Abra nods reflexively — they're always innocent — and then, after Driver waits a perfectly timed beat, replies, “Innocent of what?”

Goldwyn cuts to the next scene; we don't need to hear the answer.

Lewis' Roseanna appears only twice: the first time in court, the second time years later. The latter appearance is breathtaking for its transformation, and the persuasive toll that the intervening years have taken on this skanky loser. It's the sort of stand-out scene that screams Oscar nomination.

Ari Graynor also makes a strong impression, in the 1990s timeline, as Kenny's now grown daughter, Mandy. Graynor will be remembered as the hilariously drunk Caroline in 2008's Nick and Norah's Infinite Playlist; her work here is several steps above that fluff.

Such memorable supporting roles aside, this film belongs to Swank; she's simply superb.
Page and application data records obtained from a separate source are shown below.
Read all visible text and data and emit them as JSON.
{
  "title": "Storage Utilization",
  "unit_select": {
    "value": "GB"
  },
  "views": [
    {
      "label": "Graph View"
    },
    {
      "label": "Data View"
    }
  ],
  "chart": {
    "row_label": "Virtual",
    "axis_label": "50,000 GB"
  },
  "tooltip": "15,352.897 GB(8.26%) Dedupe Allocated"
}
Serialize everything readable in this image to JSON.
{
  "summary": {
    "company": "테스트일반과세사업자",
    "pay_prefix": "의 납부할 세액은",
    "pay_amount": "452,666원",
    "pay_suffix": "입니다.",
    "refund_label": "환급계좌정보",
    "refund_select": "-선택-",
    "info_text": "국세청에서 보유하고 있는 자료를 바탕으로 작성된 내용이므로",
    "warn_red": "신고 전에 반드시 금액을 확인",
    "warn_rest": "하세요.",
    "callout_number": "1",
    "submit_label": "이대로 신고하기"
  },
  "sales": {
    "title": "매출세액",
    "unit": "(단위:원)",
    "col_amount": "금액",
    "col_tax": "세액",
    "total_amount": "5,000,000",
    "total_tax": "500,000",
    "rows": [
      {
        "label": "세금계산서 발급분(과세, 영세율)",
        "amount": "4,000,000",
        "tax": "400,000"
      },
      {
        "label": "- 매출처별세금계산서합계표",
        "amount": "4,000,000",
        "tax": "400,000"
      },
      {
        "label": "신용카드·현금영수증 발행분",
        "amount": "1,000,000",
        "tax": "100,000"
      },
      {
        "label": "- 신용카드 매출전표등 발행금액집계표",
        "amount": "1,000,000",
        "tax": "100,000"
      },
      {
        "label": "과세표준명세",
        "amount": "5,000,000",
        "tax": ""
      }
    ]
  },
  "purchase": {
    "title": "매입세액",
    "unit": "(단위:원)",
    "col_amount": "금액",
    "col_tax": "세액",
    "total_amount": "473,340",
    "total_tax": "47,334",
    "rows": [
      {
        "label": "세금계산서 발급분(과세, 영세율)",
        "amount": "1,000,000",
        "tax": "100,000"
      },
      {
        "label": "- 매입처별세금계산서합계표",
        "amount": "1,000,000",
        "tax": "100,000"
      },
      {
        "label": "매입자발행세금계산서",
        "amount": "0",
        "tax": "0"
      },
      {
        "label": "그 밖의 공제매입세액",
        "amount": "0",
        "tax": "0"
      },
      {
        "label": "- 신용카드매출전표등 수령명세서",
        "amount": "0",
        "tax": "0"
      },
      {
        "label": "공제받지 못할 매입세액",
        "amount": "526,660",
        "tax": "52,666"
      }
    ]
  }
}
Her carefully studied regional accent — a hybrid, trailer-trash collection of low vowels and nasal Massachusetts twang — is merely window-dressing; the actress inhabits her surroundings with an almost eerie sense of familiarity.

(The press notes reference Swank's own hard-scrabble teenage years, when she lived with her mother in trailers and cars while trying to become an actress in Los Angeles. I'm willing to believe, in this case, that the claim isn't exaggerated studio hyperbole.)

Spot-on line delivery is only part of a well-crafted performance; Swank also has the body English down. Key encounters — with Kenny, Abra or her own growing teenage sons — are accompanied by the halfway hand gestures we unconsciously make during moments of doubt or crisis.

On camera, such movements almost seem incomplete, as if Swank is second-guessing her own performance. But that's precisely the point; Swank is so fully immersed in her role that she's no longer herself, but actually Betty Ann ... and we go with this flow, watching a character and not an actress.

I was reminded of a famous story regarding Harrison Ford's small part as Col. Lucas in 1979's Apocalypse Now: In an early scene, Lucas keeps dropping papers. A set visitor, convinced that a nervous Ford was making a mess of his part while the camera rolled, commented on the young actor's obvious inexperience ... only to be told by the obviously vexed Francis Ford Coppola, directing the scene, that Ford was deliberately playing the part in such a manner.

Real people rarely are as resourceful and self-composed as many films make them out to be. That's why we cherish work such as Swank's here (or Ford's, 30 years ago); we sense the authenticity, even if only subconsciously.

Conviction — great double-entendre title, by the way — is made up of many brilliant small moments that build into a larger, quite stirring whole. It's persuasive drama; it's also an astonishing (and important) bit of true-life legal history.

I rest my case.

No comments:

Post a Comment